▸ TASK DIRECTIONS
What is needed is an exact copy of every entry, without the pictures.
Segment Open
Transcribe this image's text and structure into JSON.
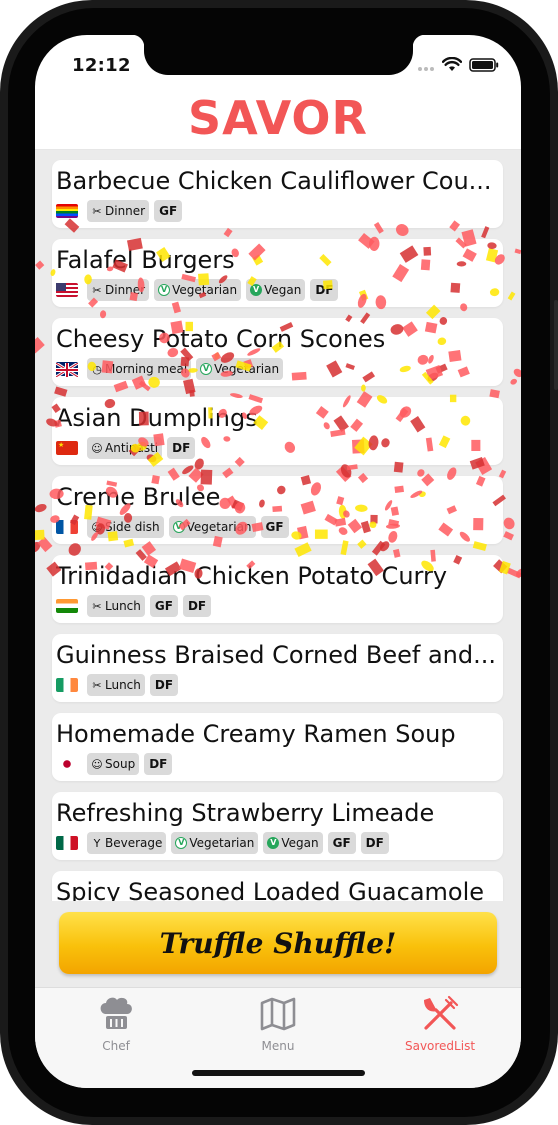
{
  "status": {
    "time": "12:12"
  },
  "app_title": "SAVOR",
  "recipes": [
    {
      "title": "Barbecue Chicken Cauliflower Cou...",
      "flag": "rainbow",
      "tags": [
        {
          "icon": "utensils-icon",
          "label": "Dinner"
        }
      ],
      "badges": [
        "GF"
      ]
    },
    {
      "title": "Falafel Burgers",
      "flag": "us",
      "tags": [
        {
          "icon": "utensils-icon",
          "label": "Dinner"
        },
        {
          "icon": "vegetarian-icon",
          "label": "Vegetarian"
        },
        {
          "icon": "vegan-icon",
          "label": "Vegan"
        }
      ],
      "badges": [
        "DF"
      ]
    },
    {
      "title": "Cheesy Potato Corn Scones",
      "flag": "uk",
      "tags": [
        {
          "icon": "clock-icon",
          "label": "Morning meal"
        },
        {
          "icon": "vegetarian-icon",
          "label": "Vegetarian"
        }
      ],
      "badges": []
    },
    {
      "title": "Asian Dumplings",
      "flag": "china",
      "tags": [
        {
          "icon": "smile-icon",
          "label": "Antipasti"
        }
      ],
      "badges": [
        "DF"
      ]
    },
    {
      "title": "Creme Brulee",
      "flag": "france",
      "tags": [
        {
          "icon": "smile-icon",
          "label": "Side dish"
        },
        {
          "icon": "vegetarian-icon",
          "label": "Vegetarian"
        }
      ],
      "badges": [
        "GF"
      ]
    },
    {
      "title": "Trinidadian Chicken Potato Curry",
      "flag": "india",
      "tags": [
        {
          "icon": "utensils-icon",
          "label": "Lunch"
        }
      ],
      "badges": [
        "GF",
        "DF"
      ]
    },
    {
      "title": "Guinness Braised Corned Beef and...",
      "flag": "ireland",
      "tags": [
        {
          "icon": "utensils-icon",
          "label": "Lunch"
        }
      ],
      "badges": [
        "DF"
      ]
    },
    {
      "title": "Homemade Creamy Ramen Soup",
      "flag": "japan",
      "tags": [
        {
          "icon": "smile-icon",
          "label": "Soup"
        }
      ],
      "badges": [
        "DF"
      ]
    },
    {
      "title": "Refreshing Strawberry Limeade",
      "flag": "mexico",
      "tags": [
        {
          "icon": "glass-icon",
          "label": "Beverage"
        },
        {
          "icon": "vegetarian-icon",
          "label": "Vegetarian"
        },
        {
          "icon": "vegan-icon",
          "label": "Vegan"
        }
      ],
      "badges": [
        "GF",
        "DF"
      ]
    },
    {
      "title": "Spicy Seasoned Loaded Guacamole",
      "flag": "",
      "tags": [],
      "badges": []
    }
  ],
  "shuffle_button": "Truffle Shuffle!",
  "tabs": [
    {
      "label": "Chef",
      "icon": "chef-hat-icon",
      "active": false
    },
    {
      "label": "Menu",
      "icon": "map-icon",
      "active": false
    },
    {
      "label": "SavoredList",
      "icon": "utensils-icon",
      "active": true
    }
  ],
  "colors": {
    "accent": "#f25656",
    "tab_inactive": "#8e8e93",
    "button": "#f9c10b",
    "confetti_red": "#ff5a5f",
    "confetti_yellow": "#ffe600"
  }
}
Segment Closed
▸ TASK RESPONSE
Transcribe this image's text and structure into JSON.
{
  "status": {
    "time": "12:12"
  },
  "app_title": "SAVOR",
  "recipes": [
    {
      "title": "Barbecue Chicken Cauliflower Cou...",
      "flag": "rainbow",
      "tags": [
        {
          "icon": "utensils-icon",
          "label": "Dinner"
        }
      ],
      "badges": [
        "GF"
      ]
    },
    {
      "title": "Falafel Burgers",
      "flag": "us",
      "tags": [
        {
          "icon": "utensils-icon",
          "label": "Dinner"
        },
        {
          "icon": "vegetarian-icon",
          "label": "Vegetarian"
        },
        {
          "icon": "vegan-icon",
          "label": "Vegan"
        }
      ],
      "badges": [
        "DF"
      ]
    },
    {
      "title": "Cheesy Potato Corn Scones",
      "flag": "uk",
      "tags": [
        {
          "icon": "clock-icon",
          "label": "Morning meal"
        },
        {
          "icon": "vegetarian-icon",
          "label": "Vegetarian"
        }
      ],
      "badges": []
    },
    {
      "title": "Asian Dumplings",
      "flag": "china",
      "tags": [
        {
          "icon": "smile-icon",
          "label": "Antipasti"
        }
      ],
      "badges": [
        "DF"
      ]
    },
    {
      "title": "Creme Brulee",
      "flag": "france",
      "tags": [
        {
          "icon": "smile-icon",
          "label": "Side dish"
        },
        {
          "icon": "vegetarian-icon",
          "label": "Vegetarian"
        }
      ],
      "badges": [
        "GF"
      ]
    },
    {
      "title": "Trinidadian Chicken Potato Curry",
      "flag": "india",
      "tags": [
        {
          "icon": "utensils-icon",
          "label": "Lunch"
        }
      ],
      "badges": [
        "GF",
        "DF"
      ]
    },
    {
      "title": "Guinness Braised Corned Beef and...",
      "flag": "ireland",
      "tags": [
        {
          "icon": "utensils-icon",
          "label": "Lunch"
        }
      ],
      "badges": [
        "DF"
      ]
    },
    {
      "title": "Homemade Creamy Ramen Soup",
      "flag": "japan",
      "tags": [
        {
          "icon": "smile-icon",
          "label": "Soup"
        }
      ],
      "badges": [
        "DF"
      ]
    },
    {
      "title": "Refreshing Strawberry Limeade",
      "flag": "mexico",
      "tags": [
        {
          "icon": "glass-icon",
          "label": "Beverage"
        },
        {
          "icon": "vegetarian-icon",
          "label": "Vegetarian"
        },
        {
          "icon": "vegan-icon",
          "label": "Vegan"
        }
      ],
      "badges": [
        "GF",
        "DF"
      ]
    },
    {
      "title": "Spicy Seasoned Loaded Guacamole",
      "flag": "",
      "tags": [],
      "badges": []
    }
  ],
  "shuffle_button": "Truffle Shuffle!",
  "tabs": [
    {
      "label": "Chef",
      "icon": "chef-hat-icon",
      "active": false
    },
    {
      "label": "Menu",
      "icon": "map-icon",
      "active": false
    },
    {
      "label": "SavoredList",
      "icon": "utensils-icon",
      "active": true
    }
  ],
  "colors": {
    "accent": "#f25656",
    "tab_inactive": "#8e8e93",
    "button": "#f9c10b",
    "confetti_red": "#ff5a5f",
    "confetti_yellow": "#ffe600"
  }
}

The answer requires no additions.